* THE INPUT
*** Block opens ***

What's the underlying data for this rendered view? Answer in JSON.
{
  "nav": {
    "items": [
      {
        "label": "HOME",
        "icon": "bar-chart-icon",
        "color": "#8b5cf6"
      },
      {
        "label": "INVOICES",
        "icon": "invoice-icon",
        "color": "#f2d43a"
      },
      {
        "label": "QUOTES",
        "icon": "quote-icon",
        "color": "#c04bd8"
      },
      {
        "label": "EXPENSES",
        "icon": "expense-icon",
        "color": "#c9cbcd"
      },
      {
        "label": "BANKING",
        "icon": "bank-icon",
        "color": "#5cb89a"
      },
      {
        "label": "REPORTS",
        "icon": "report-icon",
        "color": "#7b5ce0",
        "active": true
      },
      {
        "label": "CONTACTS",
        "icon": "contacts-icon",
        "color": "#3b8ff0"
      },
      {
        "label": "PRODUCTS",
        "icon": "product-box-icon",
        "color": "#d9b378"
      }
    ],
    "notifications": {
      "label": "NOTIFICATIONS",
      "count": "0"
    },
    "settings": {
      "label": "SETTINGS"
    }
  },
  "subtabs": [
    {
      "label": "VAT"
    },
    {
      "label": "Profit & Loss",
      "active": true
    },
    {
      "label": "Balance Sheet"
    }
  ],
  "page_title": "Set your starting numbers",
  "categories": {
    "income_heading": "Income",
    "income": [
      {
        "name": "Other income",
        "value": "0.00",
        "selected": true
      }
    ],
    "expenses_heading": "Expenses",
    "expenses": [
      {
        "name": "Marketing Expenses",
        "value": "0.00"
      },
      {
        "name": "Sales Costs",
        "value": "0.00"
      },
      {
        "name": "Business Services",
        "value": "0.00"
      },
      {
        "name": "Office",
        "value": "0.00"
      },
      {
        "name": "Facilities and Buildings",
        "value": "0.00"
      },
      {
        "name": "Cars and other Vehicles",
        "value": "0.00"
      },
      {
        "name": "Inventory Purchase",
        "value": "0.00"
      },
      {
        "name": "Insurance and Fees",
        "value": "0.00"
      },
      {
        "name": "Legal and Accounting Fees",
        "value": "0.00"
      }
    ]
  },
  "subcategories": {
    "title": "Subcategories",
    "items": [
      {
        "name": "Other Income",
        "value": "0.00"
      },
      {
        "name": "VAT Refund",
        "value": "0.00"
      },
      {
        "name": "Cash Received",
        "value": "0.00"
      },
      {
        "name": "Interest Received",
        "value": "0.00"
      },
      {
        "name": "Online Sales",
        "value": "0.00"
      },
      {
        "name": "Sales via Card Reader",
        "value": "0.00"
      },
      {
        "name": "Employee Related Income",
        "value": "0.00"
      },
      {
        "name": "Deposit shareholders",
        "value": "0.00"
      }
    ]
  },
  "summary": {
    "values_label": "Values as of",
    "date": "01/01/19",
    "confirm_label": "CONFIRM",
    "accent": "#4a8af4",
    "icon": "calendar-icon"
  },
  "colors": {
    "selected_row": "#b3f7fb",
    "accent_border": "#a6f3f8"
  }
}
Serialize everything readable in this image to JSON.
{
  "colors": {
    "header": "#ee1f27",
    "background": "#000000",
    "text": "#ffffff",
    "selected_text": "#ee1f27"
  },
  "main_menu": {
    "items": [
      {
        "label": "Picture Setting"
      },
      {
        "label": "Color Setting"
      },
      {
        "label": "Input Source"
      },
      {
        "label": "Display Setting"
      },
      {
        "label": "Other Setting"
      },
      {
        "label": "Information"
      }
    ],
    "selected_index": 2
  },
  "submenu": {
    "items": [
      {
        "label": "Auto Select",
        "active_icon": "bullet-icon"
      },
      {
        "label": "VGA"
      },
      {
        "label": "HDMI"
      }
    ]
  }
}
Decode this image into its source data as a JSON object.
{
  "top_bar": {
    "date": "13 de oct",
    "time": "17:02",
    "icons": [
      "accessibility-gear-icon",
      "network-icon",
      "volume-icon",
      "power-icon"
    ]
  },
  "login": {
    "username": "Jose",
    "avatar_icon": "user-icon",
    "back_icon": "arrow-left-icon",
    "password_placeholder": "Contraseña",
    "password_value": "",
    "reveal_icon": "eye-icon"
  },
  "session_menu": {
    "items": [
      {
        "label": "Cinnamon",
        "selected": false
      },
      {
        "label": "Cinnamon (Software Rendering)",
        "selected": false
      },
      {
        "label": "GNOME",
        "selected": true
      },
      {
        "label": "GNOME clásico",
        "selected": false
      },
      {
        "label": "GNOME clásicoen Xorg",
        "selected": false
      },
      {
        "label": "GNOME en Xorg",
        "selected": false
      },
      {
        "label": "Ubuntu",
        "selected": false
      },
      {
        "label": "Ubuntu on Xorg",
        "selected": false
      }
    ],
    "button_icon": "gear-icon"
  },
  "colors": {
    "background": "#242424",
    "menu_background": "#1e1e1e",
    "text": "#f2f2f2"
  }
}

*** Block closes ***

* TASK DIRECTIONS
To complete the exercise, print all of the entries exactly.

* YOUR RESPONSE
What's the underlying data for this rendered view? Answer in JSON.
{
  "nav": {
    "items": [
      {
        "label": "HOME",
        "icon": "bar-chart-icon",
        "color": "#8b5cf6"
      },
      {
        "label": "INVOICES",
        "icon": "invoice-icon",
        "color": "#f2d43a"
      },
      {
        "label": "QUOTES",
        "icon": "quote-icon",
        "color": "#c04bd8"
      },
      {
        "label": "EXPENSES",
        "icon": "expense-icon",
        "color": "#c9cbcd"
      },
      {
        "label": "BANKING",
        "icon": "bank-icon",
        "color": "#5cb89a"
      },
      {
        "label": "REPORTS",
        "icon": "report-icon",
        "color": "#7b5ce0",
        "active": true
      },
      {
        "label": "CONTACTS",
        "icon": "contacts-icon",
        "color": "#3b8ff0"
      },
      {
        "label": "PRODUCTS",
        "icon": "product-box-icon",
        "color": "#d9b378"
      }
    ],
    "notifications": {
      "label": "NOTIFICATIONS",
      "count": "0"
    },
    "settings": {
      "label": "SETTINGS"
    }
  },
  "subtabs": [
    {
      "label": "VAT"
    },
    {
      "label": "Profit & Loss",
      "active": true
    },
    {
      "label": "Balance Sheet"
    }
  ],
  "page_title": "Set your starting numbers",
  "categories": {
    "income_heading": "Income",
    "income": [
      {
        "name": "Other income",
        "value": "0.00",
        "selected": true
      }
    ],
    "expenses_heading": "Expenses",
    "expenses": [
      {
        "name": "Marketing Expenses",
        "value": "0.00"
      },
      {
        "name": "Sales Costs",
        "value": "0.00"
      },
      {
        "name": "Business Services",
        "value": "0.00"
      },
      {
        "name": "Office",
        "value": "0.00"
      },
      {
        "name": "Facilities and Buildings",
        "value": "0.00"
      },
      {
        "name": "Cars and other Vehicles",
        "value": "0.00"
      },
      {
        "name": "Inventory Purchase",
        "value": "0.00"
      },
      {
        "name": "Insurance and Fees",
        "value": "0.00"
      },
      {
        "name": "Legal and Accounting Fees",
        "value": "0.00"
      }
    ]
  },
  "subcategories": {
    "title": "Subcategories",
    "items": [
      {
        "name": "Other Income",
        "value": "0.00"
      },
      {
        "name": "VAT Refund",
        "value": "0.00"
      },
      {
        "name": "Cash Received",
        "value": "0.00"
      },
      {
        "name": "Interest Received",
        "value": "0.00"
      },
      {
        "name": "Online Sales",
        "value": "0.00"
      },
      {
        "name": "Sales via Card Reader",
        "value": "0.00"
      },
      {
        "name": "Employee Related Income",
        "value": "0.00"
      },
      {
        "name": "Deposit shareholders",
        "value": "0.00"
      }
    ]
  },
  "summary": {
    "values_label": "Values as of",
    "date": "01/01/19",
    "confirm_label": "CONFIRM",
    "accent": "#4a8af4",
    "icon": "calendar-icon"
  },
  "colors": {
    "selected_row": "#b3f7fb",
    "accent_border": "#a6f3f8"
  }
}
Serialize everything readable in this image to JSON.
{
  "colors": {
    "header": "#ee1f27",
    "background": "#000000",
    "text": "#ffffff",
    "selected_text": "#ee1f27"
  },
  "main_menu": {
    "items": [
      {
        "label": "Picture Setting"
      },
      {
        "label": "Color Setting"
      },
      {
        "label": "Input Source"
      },
      {
        "label": "Display Setting"
      },
      {
        "label": "Other Setting"
      },
      {
        "label": "Information"
      }
    ],
    "selected_index": 2
  },
  "submenu": {
    "items": [
      {
        "label": "Auto Select",
        "active_icon": "bullet-icon"
      },
      {
        "label": "VGA"
      },
      {
        "label": "HDMI"
      }
    ]
  }
}
Decode this image into its source data as a JSON object.
{
  "top_bar": {
    "date": "13 de oct",
    "time": "17:02",
    "icons": [
      "accessibility-gear-icon",
      "network-icon",
      "volume-icon",
      "power-icon"
    ]
  },
  "login": {
    "username": "Jose",
    "avatar_icon": "user-icon",
    "back_icon": "arrow-left-icon",
    "password_placeholder": "Contraseña",
    "password_value": "",
    "reveal_icon": "eye-icon"
  },
  "session_menu": {
    "items": [
      {
        "label": "Cinnamon",
        "selected": false
      },
      {
        "label": "Cinnamon (Software Rendering)",
        "selected": false
      },
      {
        "label": "GNOME",
        "selected": true
      },
      {
        "label": "GNOME clásico",
        "selected": false
      },
      {
        "label": "GNOME clásicoen Xorg",
        "selected": false
      },
      {
        "label": "GNOME en Xorg",
        "selected": false
      },
      {
        "label": "Ubuntu",
        "selected": false
      },
      {
        "label": "Ubuntu on Xorg",
        "selected": false
      }
    ],
    "button_icon": "gear-icon"
  },
  "colors": {
    "background": "#242424",
    "menu_background": "#1e1e1e",
    "text": "#f2f2f2"
  }
}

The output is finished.